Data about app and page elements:
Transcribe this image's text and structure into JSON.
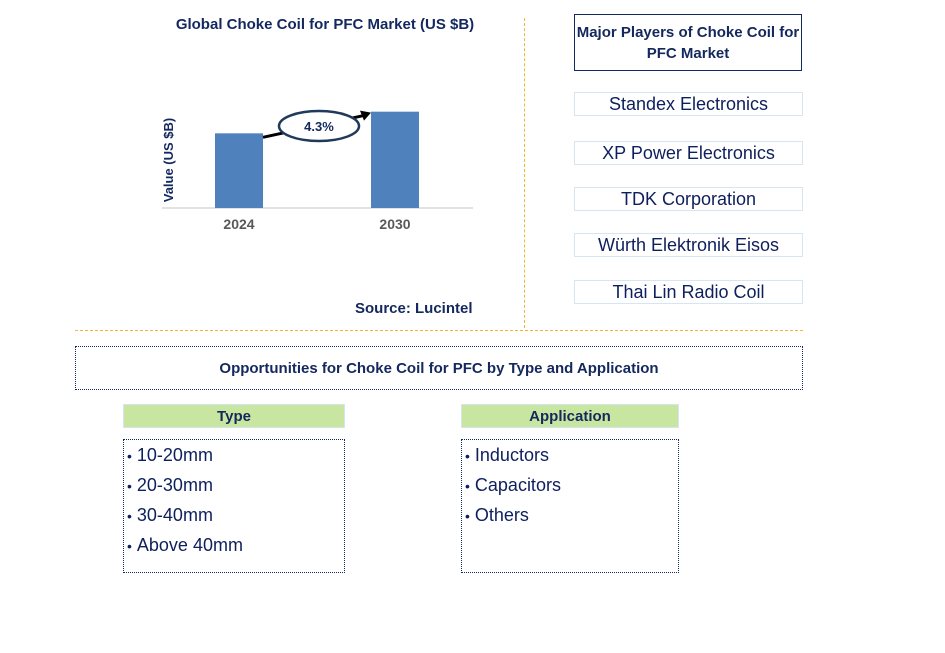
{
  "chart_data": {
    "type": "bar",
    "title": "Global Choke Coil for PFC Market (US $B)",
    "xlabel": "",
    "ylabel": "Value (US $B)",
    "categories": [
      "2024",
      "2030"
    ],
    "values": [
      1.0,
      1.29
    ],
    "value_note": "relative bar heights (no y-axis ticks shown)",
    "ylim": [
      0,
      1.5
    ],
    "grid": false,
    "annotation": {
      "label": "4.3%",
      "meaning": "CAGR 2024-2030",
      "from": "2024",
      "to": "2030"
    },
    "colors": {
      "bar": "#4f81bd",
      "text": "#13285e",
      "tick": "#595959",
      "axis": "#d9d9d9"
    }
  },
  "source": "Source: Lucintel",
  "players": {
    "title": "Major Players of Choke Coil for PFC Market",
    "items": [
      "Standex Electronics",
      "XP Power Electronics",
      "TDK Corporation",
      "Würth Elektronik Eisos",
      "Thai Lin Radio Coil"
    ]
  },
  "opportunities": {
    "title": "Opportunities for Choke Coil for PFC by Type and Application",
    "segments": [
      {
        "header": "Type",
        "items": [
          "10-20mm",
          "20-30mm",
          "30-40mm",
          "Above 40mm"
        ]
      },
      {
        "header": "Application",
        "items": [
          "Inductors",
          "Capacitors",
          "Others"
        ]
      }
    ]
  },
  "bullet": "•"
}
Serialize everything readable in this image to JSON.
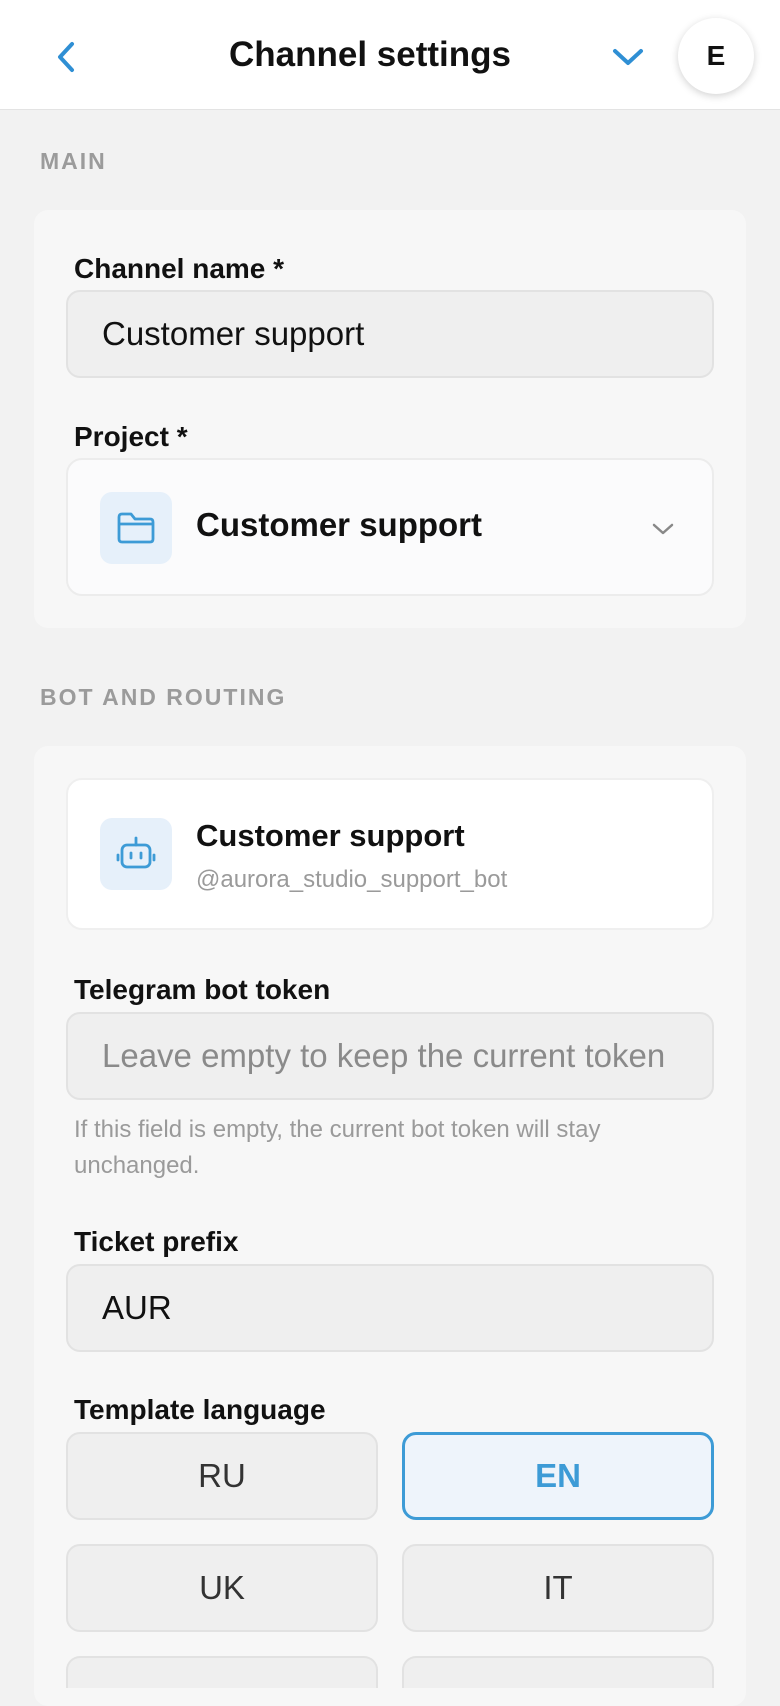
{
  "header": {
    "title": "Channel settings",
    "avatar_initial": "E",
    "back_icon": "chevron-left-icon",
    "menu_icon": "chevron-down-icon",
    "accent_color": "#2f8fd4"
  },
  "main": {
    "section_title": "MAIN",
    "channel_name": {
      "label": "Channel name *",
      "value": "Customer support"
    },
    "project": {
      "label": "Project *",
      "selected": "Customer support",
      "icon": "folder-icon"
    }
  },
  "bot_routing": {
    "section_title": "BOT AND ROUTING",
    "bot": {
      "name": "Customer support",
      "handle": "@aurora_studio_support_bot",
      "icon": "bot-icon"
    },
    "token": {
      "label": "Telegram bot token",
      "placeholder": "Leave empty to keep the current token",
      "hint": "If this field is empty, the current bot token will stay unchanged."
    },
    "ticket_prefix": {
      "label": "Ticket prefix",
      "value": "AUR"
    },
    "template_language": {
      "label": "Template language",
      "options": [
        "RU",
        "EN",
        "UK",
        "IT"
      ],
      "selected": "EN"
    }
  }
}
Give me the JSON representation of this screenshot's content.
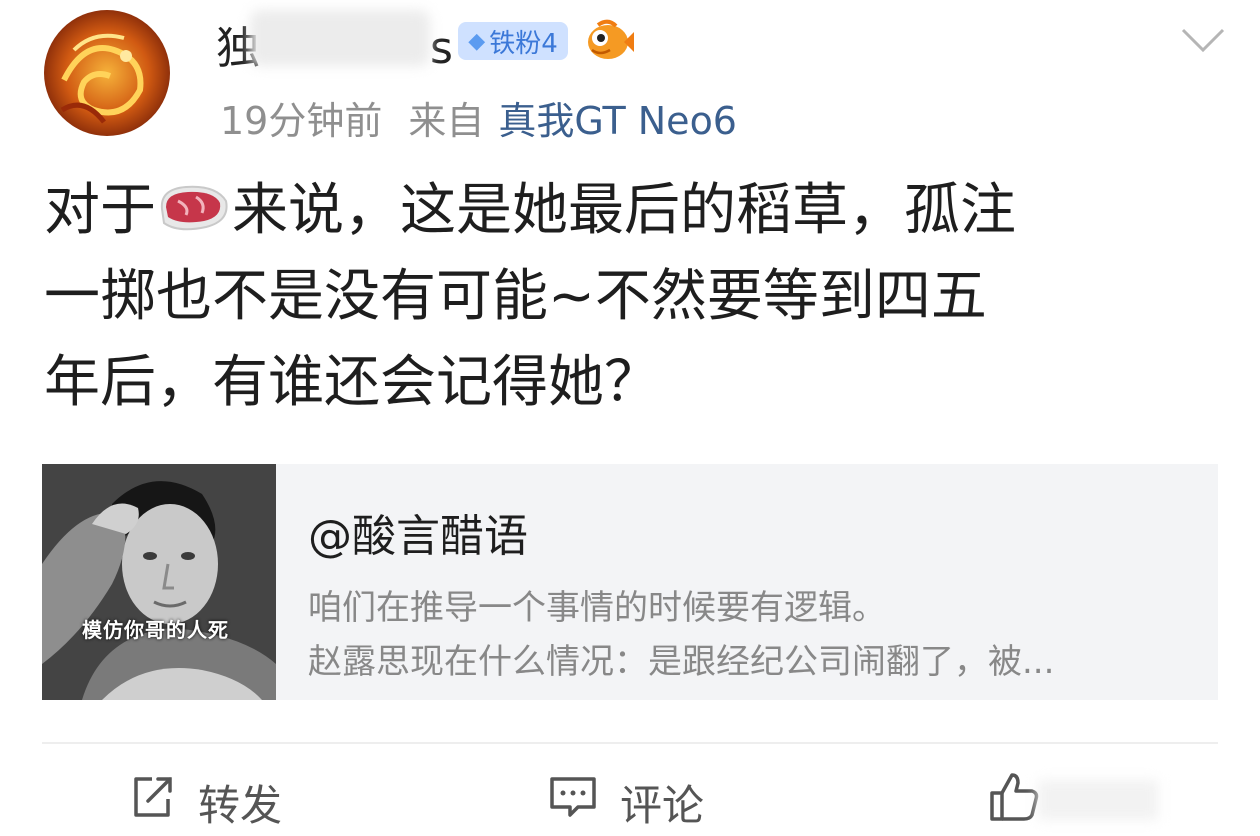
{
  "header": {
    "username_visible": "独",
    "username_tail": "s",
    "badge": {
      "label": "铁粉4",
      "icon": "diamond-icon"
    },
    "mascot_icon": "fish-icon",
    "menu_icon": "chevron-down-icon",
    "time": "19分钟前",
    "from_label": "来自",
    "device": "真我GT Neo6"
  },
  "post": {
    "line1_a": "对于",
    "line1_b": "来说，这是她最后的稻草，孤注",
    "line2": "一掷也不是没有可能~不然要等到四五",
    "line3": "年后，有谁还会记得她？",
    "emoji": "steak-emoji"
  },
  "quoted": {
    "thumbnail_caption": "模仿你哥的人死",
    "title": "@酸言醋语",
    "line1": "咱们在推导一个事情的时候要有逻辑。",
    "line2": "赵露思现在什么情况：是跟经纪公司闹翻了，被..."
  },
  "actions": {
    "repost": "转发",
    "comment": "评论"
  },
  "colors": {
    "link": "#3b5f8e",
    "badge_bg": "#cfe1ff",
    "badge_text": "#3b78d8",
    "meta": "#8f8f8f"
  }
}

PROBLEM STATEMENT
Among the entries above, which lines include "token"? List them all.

SOLUTION BELOW
    "token": {
      "label": "Telegram bot token",
      "placeholder": "Leave empty to keep the current token",
      "hint": "If this field is empty, the current bot token will stay unchanged."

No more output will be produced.